Aim of the task:
Type each record below again, with the same words.

Exercise inputs:
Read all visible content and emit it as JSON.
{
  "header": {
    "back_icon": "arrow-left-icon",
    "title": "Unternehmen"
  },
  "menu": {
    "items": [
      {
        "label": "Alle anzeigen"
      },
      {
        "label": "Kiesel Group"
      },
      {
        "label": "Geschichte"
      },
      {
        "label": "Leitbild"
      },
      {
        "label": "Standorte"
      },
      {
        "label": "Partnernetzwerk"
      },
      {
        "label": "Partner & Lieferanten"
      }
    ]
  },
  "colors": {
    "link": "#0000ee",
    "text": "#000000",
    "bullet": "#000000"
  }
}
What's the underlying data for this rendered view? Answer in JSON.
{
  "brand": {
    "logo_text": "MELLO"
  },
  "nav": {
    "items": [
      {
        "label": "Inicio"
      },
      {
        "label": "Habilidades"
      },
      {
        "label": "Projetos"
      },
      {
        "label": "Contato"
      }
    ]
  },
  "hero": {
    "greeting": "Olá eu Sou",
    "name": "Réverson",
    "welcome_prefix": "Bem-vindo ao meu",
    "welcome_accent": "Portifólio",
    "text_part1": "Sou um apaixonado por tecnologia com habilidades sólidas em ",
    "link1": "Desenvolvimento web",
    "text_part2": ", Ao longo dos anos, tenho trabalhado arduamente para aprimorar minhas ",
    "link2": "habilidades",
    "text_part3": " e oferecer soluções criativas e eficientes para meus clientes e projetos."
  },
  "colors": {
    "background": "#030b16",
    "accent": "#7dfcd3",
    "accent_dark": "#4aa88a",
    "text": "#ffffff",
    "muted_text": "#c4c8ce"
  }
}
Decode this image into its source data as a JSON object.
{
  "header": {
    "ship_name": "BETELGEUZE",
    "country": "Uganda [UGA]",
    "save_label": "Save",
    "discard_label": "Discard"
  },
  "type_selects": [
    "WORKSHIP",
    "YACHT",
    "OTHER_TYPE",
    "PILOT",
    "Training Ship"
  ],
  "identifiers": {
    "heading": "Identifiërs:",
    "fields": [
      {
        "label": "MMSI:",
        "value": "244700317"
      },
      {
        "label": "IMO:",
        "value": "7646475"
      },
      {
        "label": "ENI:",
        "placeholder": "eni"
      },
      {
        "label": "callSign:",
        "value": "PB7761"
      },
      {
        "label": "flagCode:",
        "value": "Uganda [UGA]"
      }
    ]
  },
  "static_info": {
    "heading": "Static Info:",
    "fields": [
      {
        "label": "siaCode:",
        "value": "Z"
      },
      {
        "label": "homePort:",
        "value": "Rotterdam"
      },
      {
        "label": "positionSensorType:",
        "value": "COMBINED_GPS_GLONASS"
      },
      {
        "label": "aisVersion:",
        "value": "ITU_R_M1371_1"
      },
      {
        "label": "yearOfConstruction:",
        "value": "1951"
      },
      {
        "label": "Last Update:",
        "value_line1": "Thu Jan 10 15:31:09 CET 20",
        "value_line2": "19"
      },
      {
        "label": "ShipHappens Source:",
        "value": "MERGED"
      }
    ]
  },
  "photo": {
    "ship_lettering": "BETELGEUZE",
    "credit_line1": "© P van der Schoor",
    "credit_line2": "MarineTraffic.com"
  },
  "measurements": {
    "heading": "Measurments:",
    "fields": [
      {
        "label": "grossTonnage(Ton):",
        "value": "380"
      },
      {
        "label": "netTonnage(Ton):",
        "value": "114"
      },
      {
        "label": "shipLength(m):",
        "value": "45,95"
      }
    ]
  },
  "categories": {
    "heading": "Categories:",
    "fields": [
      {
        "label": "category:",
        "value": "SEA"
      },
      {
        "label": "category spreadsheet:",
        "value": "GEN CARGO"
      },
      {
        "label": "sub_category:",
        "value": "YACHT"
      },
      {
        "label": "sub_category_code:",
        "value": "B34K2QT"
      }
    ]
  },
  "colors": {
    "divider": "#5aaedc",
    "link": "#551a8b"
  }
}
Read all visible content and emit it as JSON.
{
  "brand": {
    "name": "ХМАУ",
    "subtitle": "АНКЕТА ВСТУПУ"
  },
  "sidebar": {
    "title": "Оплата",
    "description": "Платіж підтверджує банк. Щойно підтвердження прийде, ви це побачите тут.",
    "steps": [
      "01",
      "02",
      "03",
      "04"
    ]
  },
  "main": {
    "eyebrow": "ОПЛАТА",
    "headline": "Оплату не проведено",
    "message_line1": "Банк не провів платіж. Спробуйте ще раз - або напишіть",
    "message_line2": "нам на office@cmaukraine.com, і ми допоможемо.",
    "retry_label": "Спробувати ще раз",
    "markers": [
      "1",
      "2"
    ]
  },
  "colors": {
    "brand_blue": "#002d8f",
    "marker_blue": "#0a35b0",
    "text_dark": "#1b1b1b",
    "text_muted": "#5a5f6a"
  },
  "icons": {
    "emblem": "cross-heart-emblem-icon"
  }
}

Completed task:
Read all visible content and emit it as JSON.
{
  "header": {
    "back_icon": "arrow-left-icon",
    "title": "Unternehmen"
  },
  "menu": {
    "items": [
      {
        "label": "Alle anzeigen"
      },
      {
        "label": "Kiesel Group"
      },
      {
        "label": "Geschichte"
      },
      {
        "label": "Leitbild"
      },
      {
        "label": "Standorte"
      },
      {
        "label": "Partnernetzwerk"
      },
      {
        "label": "Partner & Lieferanten"
      }
    ]
  },
  "colors": {
    "link": "#0000ee",
    "text": "#000000",
    "bullet": "#000000"
  }
}
What's the underlying data for this rendered view? Answer in JSON.
{
  "brand": {
    "logo_text": "MELLO"
  },
  "nav": {
    "items": [
      {
        "label": "Inicio"
      },
      {
        "label": "Habilidades"
      },
      {
        "label": "Projetos"
      },
      {
        "label": "Contato"
      }
    ]
  },
  "hero": {
    "greeting": "Olá eu Sou",
    "name": "Réverson",
    "welcome_prefix": "Bem-vindo ao meu",
    "welcome_accent": "Portifólio",
    "text_part1": "Sou um apaixonado por tecnologia com habilidades sólidas em ",
    "link1": "Desenvolvimento web",
    "text_part2": ", Ao longo dos anos, tenho trabalhado arduamente para aprimorar minhas ",
    "link2": "habilidades",
    "text_part3": " e oferecer soluções criativas e eficientes para meus clientes e projetos."
  },
  "colors": {
    "background": "#030b16",
    "accent": "#7dfcd3",
    "accent_dark": "#4aa88a",
    "text": "#ffffff",
    "muted_text": "#c4c8ce"
  }
}
Decode this image into its source data as a JSON object.
{
  "header": {
    "ship_name": "BETELGEUZE",
    "country": "Uganda [UGA]",
    "save_label": "Save",
    "discard_label": "Discard"
  },
  "type_selects": [
    "WORKSHIP",
    "YACHT",
    "OTHER_TYPE",
    "PILOT",
    "Training Ship"
  ],
  "identifiers": {
    "heading": "Identifiërs:",
    "fields": [
      {
        "label": "MMSI:",
        "value": "244700317"
      },
      {
        "label": "IMO:",
        "value": "7646475"
      },
      {
        "label": "ENI:",
        "placeholder": "eni"
      },
      {
        "label": "callSign:",
        "value": "PB7761"
      },
      {
        "label": "flagCode:",
        "value": "Uganda [UGA]"
      }
    ]
  },
  "static_info": {
    "heading": "Static Info:",
    "fields": [
      {
        "label": "siaCode:",
        "value": "Z"
      },
      {
        "label": "homePort:",
        "value": "Rotterdam"
      },
      {
        "label": "positionSensorType:",
        "value": "COMBINED_GPS_GLONASS"
      },
      {
        "label": "aisVersion:",
        "value": "ITU_R_M1371_1"
      },
      {
        "label": "yearOfConstruction:",
        "value": "1951"
      },
      {
        "label": "Last Update:",
        "value_line1": "Thu Jan 10 15:31:09 CET 20",
        "value_line2": "19"
      },
      {
        "label": "ShipHappens Source:",
        "value": "MERGED"
      }
    ]
  },
  "photo": {
    "ship_lettering": "BETELGEUZE",
    "credit_line1": "© P van der Schoor",
    "credit_line2": "MarineTraffic.com"
  },
  "measurements": {
    "heading": "Measurments:",
    "fields": [
      {
        "label": "grossTonnage(Ton):",
        "value": "380"
      },
      {
        "label": "netTonnage(Ton):",
        "value": "114"
      },
      {
        "label": "shipLength(m):",
        "value": "45,95"
      }
    ]
  },
  "categories": {
    "heading": "Categories:",
    "fields": [
      {
        "label": "category:",
        "value": "SEA"
      },
      {
        "label": "category spreadsheet:",
        "value": "GEN CARGO"
      },
      {
        "label": "sub_category:",
        "value": "YACHT"
      },
      {
        "label": "sub_category_code:",
        "value": "B34K2QT"
      }
    ]
  },
  "colors": {
    "divider": "#5aaedc",
    "link": "#551a8b"
  }
}
Read all visible content and emit it as JSON.
{
  "brand": {
    "name": "ХМАУ",
    "subtitle": "АНКЕТА ВСТУПУ"
  },
  "sidebar": {
    "title": "Оплата",
    "description": "Платіж підтверджує банк. Щойно підтвердження прийде, ви це побачите тут.",
    "steps": [
      "01",
      "02",
      "03",
      "04"
    ]
  },
  "main": {
    "eyebrow": "ОПЛАТА",
    "headline": "Оплату не проведено",
    "message_line1": "Банк не провів платіж. Спробуйте ще раз - або напишіть",
    "message_line2": "нам на office@cmaukraine.com, і ми допоможемо.",
    "retry_label": "Спробувати ще раз",
    "markers": [
      "1",
      "2"
    ]
  },
  "colors": {
    "brand_blue": "#002d8f",
    "marker_blue": "#0a35b0",
    "text_dark": "#1b1b1b",
    "text_muted": "#5a5f6a"
  },
  "icons": {
    "emblem": "cross-heart-emblem-icon"
  }
}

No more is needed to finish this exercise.